We celebrated Christmas in Turkey but although there were plenty of Turks, there was not a single turkey to be seen. A Thai restaurant advertised a special Christmas menu but the only special thing about it was the price. Lots of fish, so no good for Fred and there were plenty of other places to eat… even though we did end up in a fish restaurant being served by a young chap who insisted he came from Kingston, Jamaica even though his colleague told us he was from Diyarbakir.
Before that we had entered into the Christmas spirit by having a few drinks with a couple of friends down one of the back alleys off the Istikal Caddesi. We came to this street one afternoon in 1991 and all we saw were shops, and shopping not really being our thing we had avoided the area mostly. However, last year when meeting up with another friend in the area, we discovered a few side streets with cosy little cafes, seating outside ion cushions, fairy lights and so on. We came back here the first evening we arrived and were a little shocked to be charges € 7 for each beer we drunk, so it wasn’t going to be the top of places to go.
However, on Christmas Eve, we decided to go to a gay bar which was advertised in the local Time Out magazine as being the sort of place two overweight middle aged gay men might want to go and sure enough it was! However, the point of this is that we finally, after 16 years of coming to Istanbul, found the beating throb of the famous Istanbul night life. All sorts of clubs and bars and cafes and restaurants and so on, down a whole warren of little streets. And the best thing about the place we found yesterday was that the beers were only € 2.40 each (for the same 50 cl size).

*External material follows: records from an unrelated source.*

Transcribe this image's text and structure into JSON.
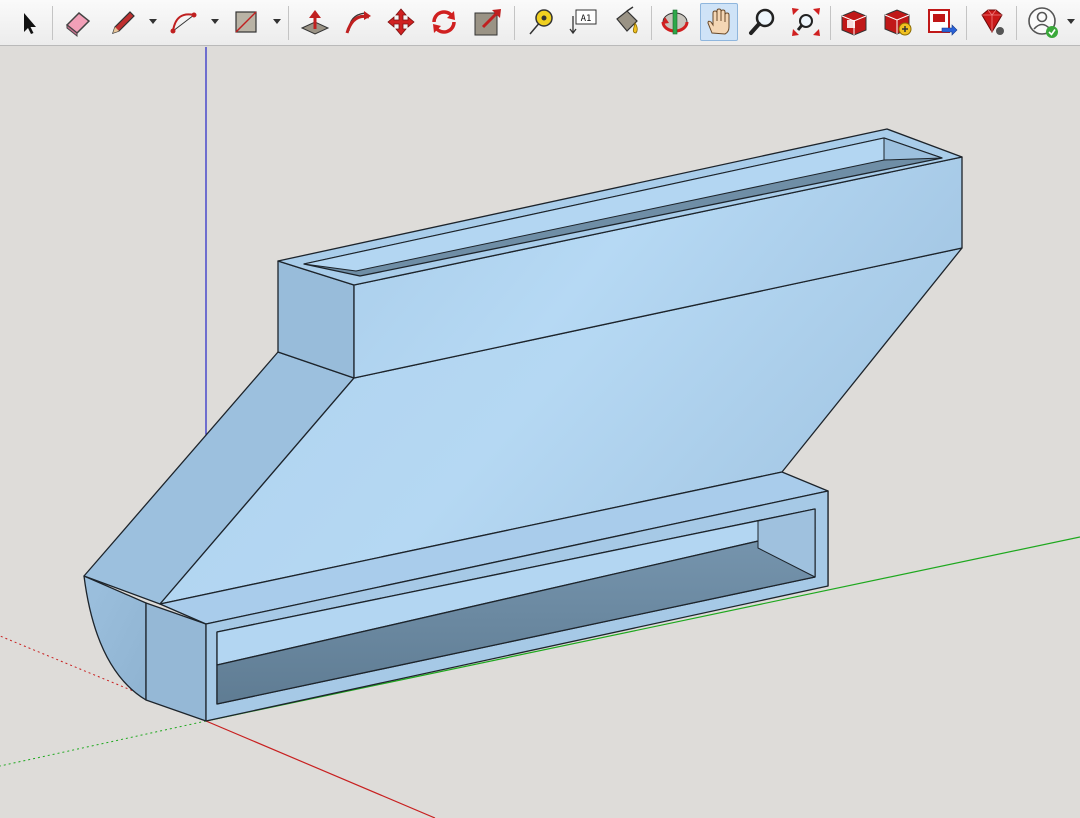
{
  "toolbar": {
    "tools": [
      {
        "id": "select",
        "icon": "select-arrow-icon",
        "active": false,
        "has_dropdown": false
      },
      {
        "id": "eraser",
        "icon": "eraser-icon",
        "active": false,
        "has_dropdown": false
      },
      {
        "id": "pencil-line",
        "icon": "pencil-icon",
        "active": false,
        "has_dropdown": true
      },
      {
        "id": "arc",
        "icon": "arc-icon",
        "active": false,
        "has_dropdown": true
      },
      {
        "id": "rectangle",
        "icon": "rectangle-icon",
        "active": false,
        "has_dropdown": true
      },
      {
        "id": "push-pull",
        "icon": "push-pull-icon",
        "active": false,
        "has_dropdown": false
      },
      {
        "id": "follow-me",
        "icon": "follow-me-icon",
        "active": false,
        "has_dropdown": false
      },
      {
        "id": "move",
        "icon": "move-icon",
        "active": false,
        "has_dropdown": false
      },
      {
        "id": "rotate",
        "icon": "rotate-icon",
        "active": false,
        "has_dropdown": false
      },
      {
        "id": "scale",
        "icon": "scale-icon",
        "active": false,
        "has_dropdown": false
      },
      {
        "id": "tape-measure",
        "icon": "tape-measure-icon",
        "active": false,
        "has_dropdown": false
      },
      {
        "id": "text",
        "icon": "text-label-icon",
        "active": false,
        "has_dropdown": false,
        "label": "A1"
      },
      {
        "id": "paint-bucket",
        "icon": "paint-bucket-icon",
        "active": false,
        "has_dropdown": false
      },
      {
        "id": "orbit",
        "icon": "orbit-icon",
        "active": false,
        "has_dropdown": false
      },
      {
        "id": "pan",
        "icon": "pan-hand-icon",
        "active": true,
        "has_dropdown": false
      },
      {
        "id": "zoom",
        "icon": "zoom-magnifier-icon",
        "active": false,
        "has_dropdown": false
      },
      {
        "id": "zoom-extents",
        "icon": "zoom-extents-icon",
        "active": false,
        "has_dropdown": false
      },
      {
        "id": "3d-warehouse",
        "icon": "warehouse-icon",
        "active": false,
        "has_dropdown": false
      },
      {
        "id": "extension-warehouse",
        "icon": "extension-warehouse-icon",
        "active": false,
        "has_dropdown": false
      },
      {
        "id": "send-to-layout",
        "icon": "send-to-layout-icon",
        "active": false,
        "has_dropdown": false
      },
      {
        "id": "ruby-console",
        "icon": "ruby-gem-icon",
        "active": false,
        "has_dropdown": false
      },
      {
        "id": "account",
        "icon": "user-account-icon",
        "active": false,
        "has_dropdown": true
      }
    ]
  },
  "viewport": {
    "model": "duct-transition",
    "colors": {
      "background": "#dedcd9",
      "face_light": "#b3d6f2",
      "face_mid": "#a2c6e4",
      "face_shadow": "#8fb0cc",
      "face_dark": "#6f8ea6",
      "edge": "#1d242b",
      "axis_red": "#c82020",
      "axis_green": "#1ea81e",
      "axis_blue": "#2323c8"
    }
  }
}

The gay bar has a Turkish name, but its English translation is One Way and when we were approached by three charming young men on entering we thought it might be one way to the brothel…. But no such thing… they were just the friendly bar staff and for the first half an hour there were more staff than punters, but later on, as we were getting to the tired stage it started getting busier. We are told that on Fridays and Saturdays it is so busy there is hardly anywhere to move. Whether this is a good or a bad thing remains to be seen…
Anyway, back to Christmas morning, a normal work day for the locals, even the local Christians as they keep to the original date of Christmas, being 6th January, the date the Western Church celebrates Epifany (Bafana). Due to our late night the night before, we were up a little late and with the hotel catering almost exclusively to western clientele, it would have been nice to have been greeted by a Merry Christmas by the staff or in the hotel newspaper, but we were not. So we had our normal bowl of Turkish yoghurt, mixed with fruit, to which we add honey from a honeycomb, hazelnuts, walnuts, muesli, figs in syrup and slices of quince, for a wonderfully healthy start to the day.

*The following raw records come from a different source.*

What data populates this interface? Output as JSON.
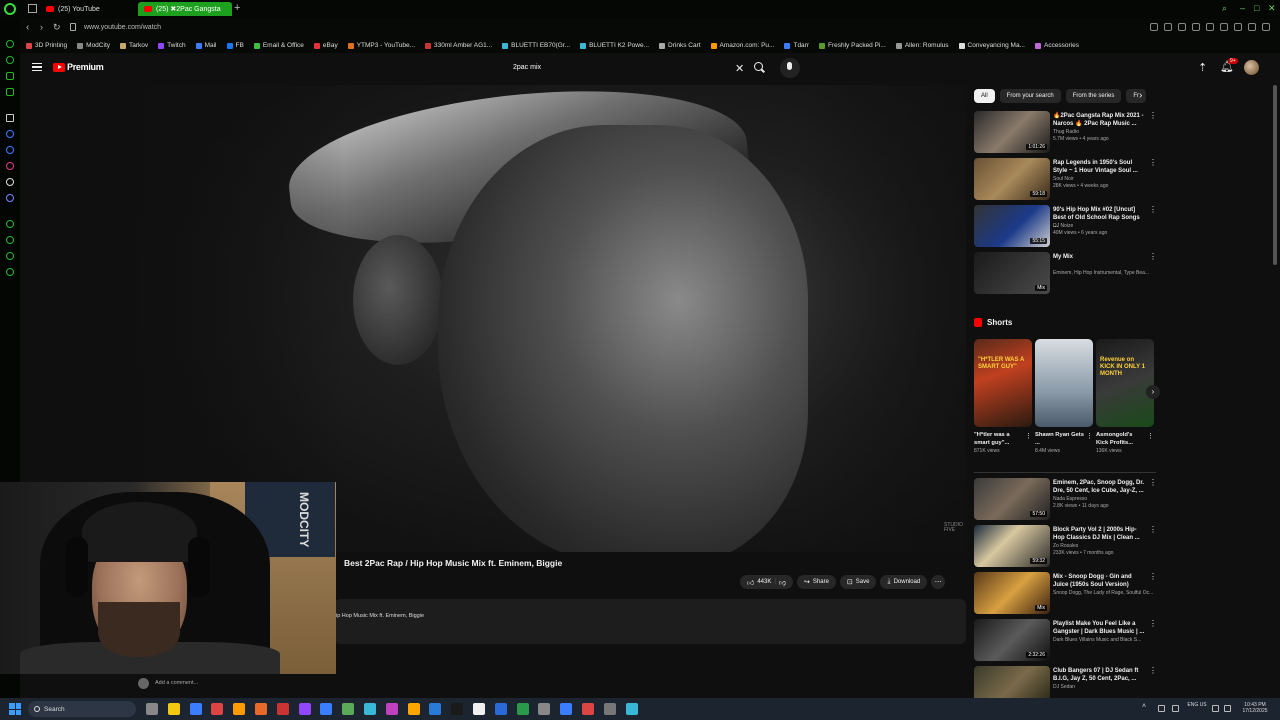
{
  "browser": {
    "tabs": [
      {
        "label": "(25) YouTube"
      },
      {
        "label": "(25) ✖2Pac Gangsta"
      }
    ],
    "url": "www.youtube.com/watch",
    "bookmarks": [
      "3D Printing",
      "ModCity",
      "Tarkov",
      "Twitch",
      "Mail",
      "FB",
      "Email & Office",
      "eBay",
      "YTMP3 - YouTube...",
      "330ml Amber AG1...",
      "BLUETTI EB70(Gr...",
      "BLUETTI K2 Powe...",
      "Drinks Cart",
      "Amazon.com: Pu...",
      "Tdarr",
      "Freshly Packed Pi...",
      "Allen: Romulus",
      "Conveyancing Ma...",
      "Accessories"
    ]
  },
  "youtube": {
    "logo_text": "Premium",
    "search_query": "2pac mix",
    "notification_count": "9+"
  },
  "video": {
    "title": "Best 2Pac Rap / Hip Hop Music Mix ft. Eminem, Biggie",
    "like_count": "443K",
    "share_label": "Share",
    "save_label": "Save",
    "download_label": "Download",
    "description_snippet": "ip Hop Music Mix ft. Eminem, Biggie",
    "add_comment_placeholder": "Add a comment...",
    "watermark": "STUDIO FIVE"
  },
  "chips": [
    "All",
    "From your search",
    "From the series",
    "Fr"
  ],
  "recommended": [
    {
      "title": "🔥2Pac Gangsta Rap Mix 2021 - Narcos 🔥 2Pac Rap Music ...",
      "channel": "Thug Radio",
      "meta": "5.7M views • 4 years ago",
      "duration": "1:01:26"
    },
    {
      "title": "Rap Legends in 1950's Soul Style ~ 1 Hour Vintage Soul ...",
      "channel": "Soul Noir",
      "meta": "28K views • 4 weeks ago",
      "duration": "59:18"
    },
    {
      "title": "90's Hip Hop Mix #02 [Uncut] Best of Old School Rap Songs ...",
      "channel": "DJ Noize",
      "meta": "40M views • 6 years ago",
      "duration": "55:15"
    },
    {
      "title": "My Mix",
      "channel": "Eminem, Hip Hop Instrumental, Type Bea...",
      "meta": "",
      "duration": "Mix"
    }
  ],
  "shorts_section_title": "Shorts",
  "shorts": [
    {
      "title": "\"H*tler was a smart guy\"...",
      "views": "871K views",
      "overlay": "\"H*TLER WAS A SMART GUY\""
    },
    {
      "title": "Shawn Ryan Gets ...",
      "views": "8.4M views",
      "overlay": ""
    },
    {
      "title": "Asmongold's Kick Profits...",
      "views": "136K views",
      "overlay": "Revenue on KICK IN ONLY 1 MONTH"
    }
  ],
  "recommended_more": [
    {
      "title": "Eminem, 2Pac, Snoop Dogg, Dr. Dre, 50 Cent, Ice Cube, Jay-Z, ...",
      "channel": "Nada Espresso",
      "meta": "2.8K views • 11 days ago",
      "duration": "57:50"
    },
    {
      "title": "Block Party Vol 2 | 2000s Hip-Hop Classics DJ Mix | Clean ...",
      "channel": "Zo Rosales",
      "meta": "233K views • 7 months ago",
      "duration": "59:32"
    },
    {
      "title": "Mix - Snoop Dogg - Gin and Juice (1950s Soul Version)",
      "channel": "Snoop Dogg, The Lady of Rage, Soulful Oc...",
      "meta": "",
      "duration": "Mix"
    },
    {
      "title": "Playlist Make You Feel Like a Gangster | Dark Blues Music | ...",
      "channel": "Dark Blues Villains Music and Black S...",
      "meta": "",
      "duration": "2:32:26"
    },
    {
      "title": "Club Bangers 07 | DJ Sedan ft B.I.G, Jay Z, 50 Cent, 2Pac, ...",
      "channel": "DJ Sedan",
      "meta": "",
      "duration": ""
    }
  ],
  "webcam": {
    "poster_text": "MODCITY"
  },
  "taskbar": {
    "search_label": "Search",
    "language": "ENG US",
    "time": "10:43 PM",
    "date": "17/12/2025"
  },
  "colors": {
    "opera_green": "#3adb3a",
    "youtube_red": "#ff0000",
    "background": "#0f0f0f"
  }
}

After two days on the western side of the Golden Horn, we thought we would take to the water and cross to the Asian side, taking a ferry to Kadikoy, where there was supposed to be a big market. We didn’t find it and we were not so impressed so we quickly caught a bus up to Uskudar, which was a lot more to our taste. Some impressive mosques, a quaint market, busy piazzas and wonderful views back to Taksim area. We pottered around here, having lunch, taking photos and visiting the mosques, before taking another ferry back to the European side… where we ended up along Istikal Caddesi meeting our friends in a posh coffee and ice cream salon opposite the Lyceum, which seems to serve as a general meeting point for people.
Not exactly the best day we had had sightseeing-wise, but it ended up OK amongst the backstreets off Istikal and we could say we enjoyed our Christmas Day. Just a little sting in the tail, in that when we arrived back at the hotel they told us that the ferry to Bursa would leave at 7.30 in the morning, which meant we would have to have an early start. A good thing we were already back at the hotel before 11.